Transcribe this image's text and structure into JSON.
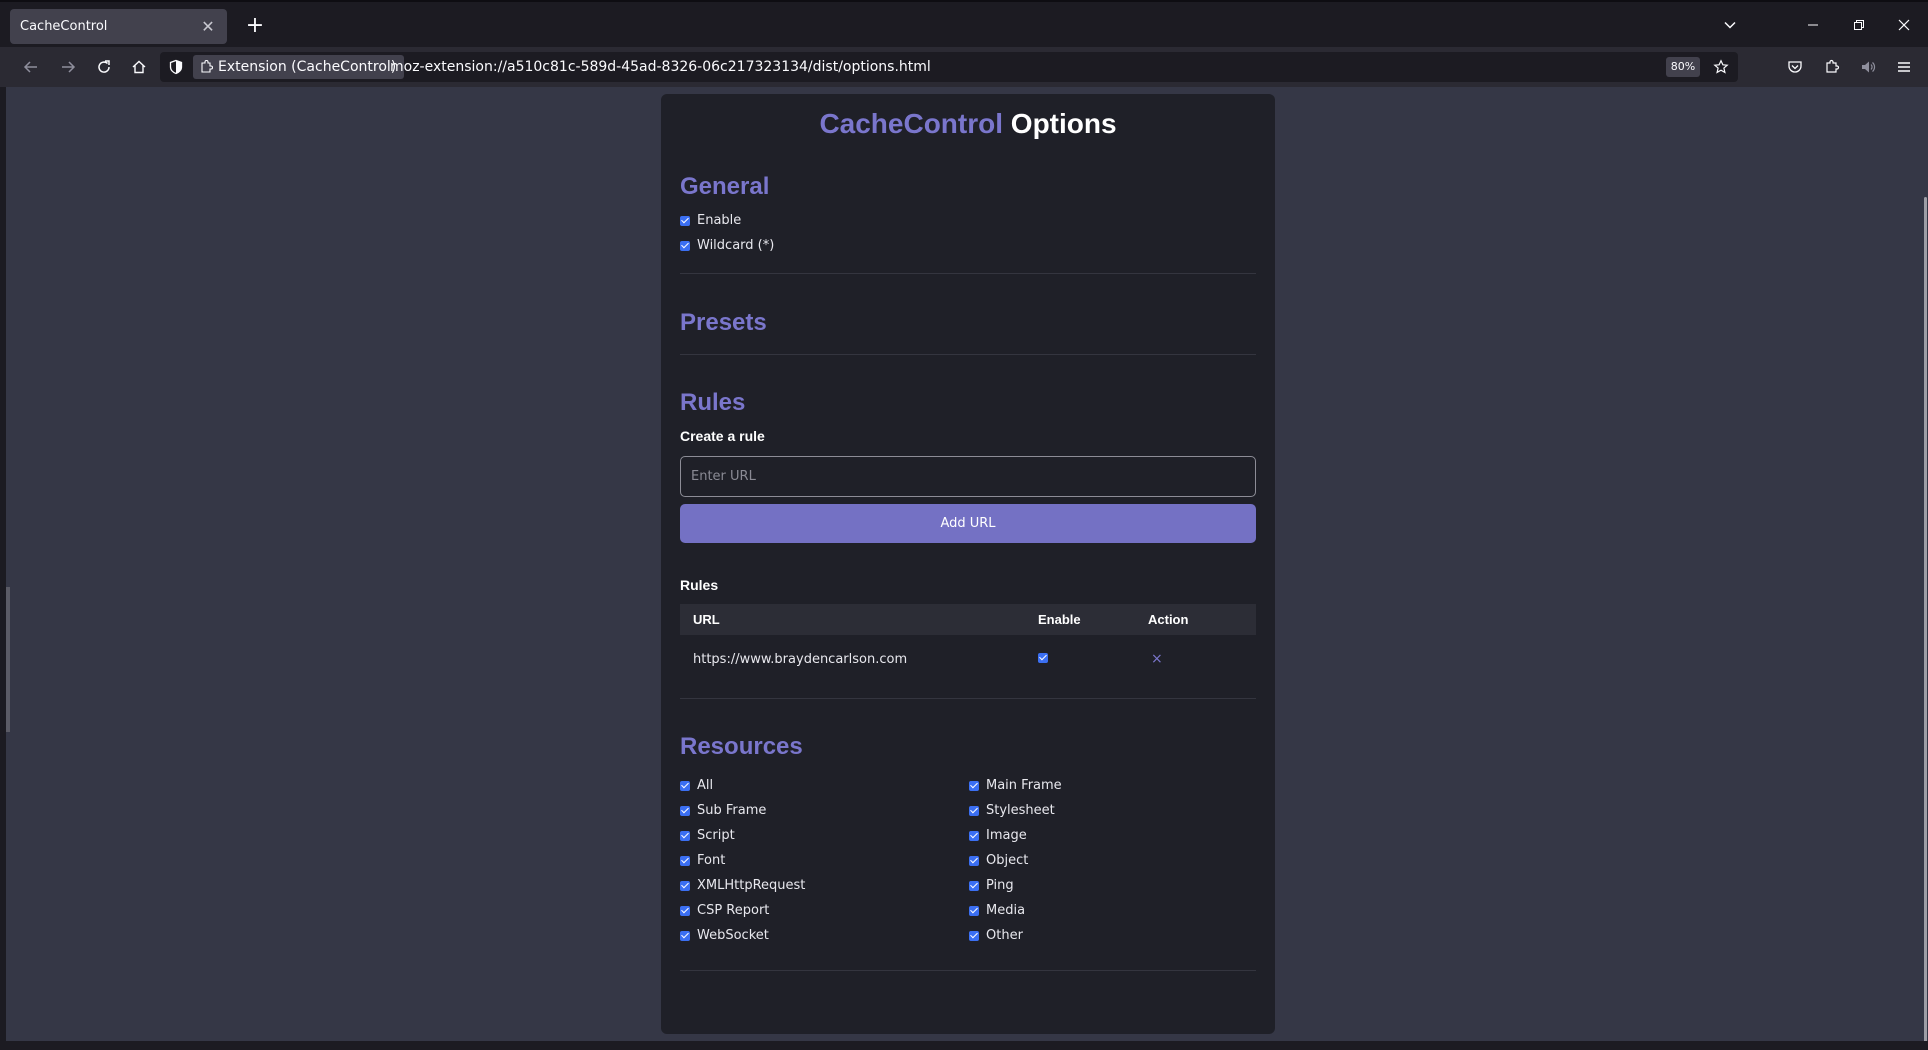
{
  "browser": {
    "tab_title": "CacheControl",
    "identity_label": "Extension (CacheControl)",
    "url": "moz-extension://a510c81c-589d-45ad-8326-06c217323134/dist/options.html",
    "zoom": "80%"
  },
  "page": {
    "title_brand": "CacheControl",
    "title_rest": "Options",
    "accent_color": "#7a76cc"
  },
  "general": {
    "heading": "General",
    "options": [
      {
        "label": "Enable",
        "checked": true
      },
      {
        "label": "Wildcard (*)",
        "checked": true
      }
    ]
  },
  "presets": {
    "heading": "Presets"
  },
  "rules": {
    "heading": "Rules",
    "create_label": "Create a rule",
    "input_placeholder": "Enter URL",
    "add_button": "Add URL",
    "list_heading": "Rules",
    "columns": [
      "URL",
      "Enable",
      "Action"
    ],
    "rows": [
      {
        "url": "https://www.braydencarlson.com",
        "enabled": true,
        "action": "×"
      }
    ]
  },
  "resources": {
    "heading": "Resources",
    "left": [
      {
        "label": "All",
        "checked": true
      },
      {
        "label": "Sub Frame",
        "checked": true
      },
      {
        "label": "Script",
        "checked": true
      },
      {
        "label": "Font",
        "checked": true
      },
      {
        "label": "XMLHttpRequest",
        "checked": true
      },
      {
        "label": "CSP Report",
        "checked": true
      },
      {
        "label": "WebSocket",
        "checked": true
      }
    ],
    "right": [
      {
        "label": "Main Frame",
        "checked": true
      },
      {
        "label": "Stylesheet",
        "checked": true
      },
      {
        "label": "Image",
        "checked": true
      },
      {
        "label": "Object",
        "checked": true
      },
      {
        "label": "Ping",
        "checked": true
      },
      {
        "label": "Media",
        "checked": true
      },
      {
        "label": "Other",
        "checked": true
      }
    ]
  }
}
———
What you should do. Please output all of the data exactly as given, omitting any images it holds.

Written answer.
Transcribe this image's text and structure into JSON.
{
  "browser": {
    "tab_title": "CacheControl",
    "identity_label": "Extension (CacheControl)",
    "url": "moz-extension://a510c81c-589d-45ad-8326-06c217323134/dist/options.html",
    "zoom": "80%"
  },
  "page": {
    "title_brand": "CacheControl",
    "title_rest": "Options",
    "accent_color": "#7a76cc"
  },
  "general": {
    "heading": "General",
    "options": [
      {
        "label": "Enable",
        "checked": true
      },
      {
        "label": "Wildcard (*)",
        "checked": true
      }
    ]
  },
  "presets": {
    "heading": "Presets"
  },
  "rules": {
    "heading": "Rules",
    "create_label": "Create a rule",
    "input_placeholder": "Enter URL",
    "add_button": "Add URL",
    "list_heading": "Rules",
    "columns": [
      "URL",
      "Enable",
      "Action"
    ],
    "rows": [
      {
        "url": "https://www.braydencarlson.com",
        "enabled": true,
        "action": "×"
      }
    ]
  },
  "resources": {
    "heading": "Resources",
    "left": [
      {
        "label": "All",
        "checked": true
      },
      {
        "label": "Sub Frame",
        "checked": true
      },
      {
        "label": "Script",
        "checked": true
      },
      {
        "label": "Font",
        "checked": true
      },
      {
        "label": "XMLHttpRequest",
        "checked": true
      },
      {
        "label": "CSP Report",
        "checked": true
      },
      {
        "label": "WebSocket",
        "checked": true
      }
    ],
    "right": [
      {
        "label": "Main Frame",
        "checked": true
      },
      {
        "label": "Stylesheet",
        "checked": true
      },
      {
        "label": "Image",
        "checked": true
      },
      {
        "label": "Object",
        "checked": true
      },
      {
        "label": "Ping",
        "checked": true
      },
      {
        "label": "Media",
        "checked": true
      },
      {
        "label": "Other",
        "checked": true
      }
    ]
  }
}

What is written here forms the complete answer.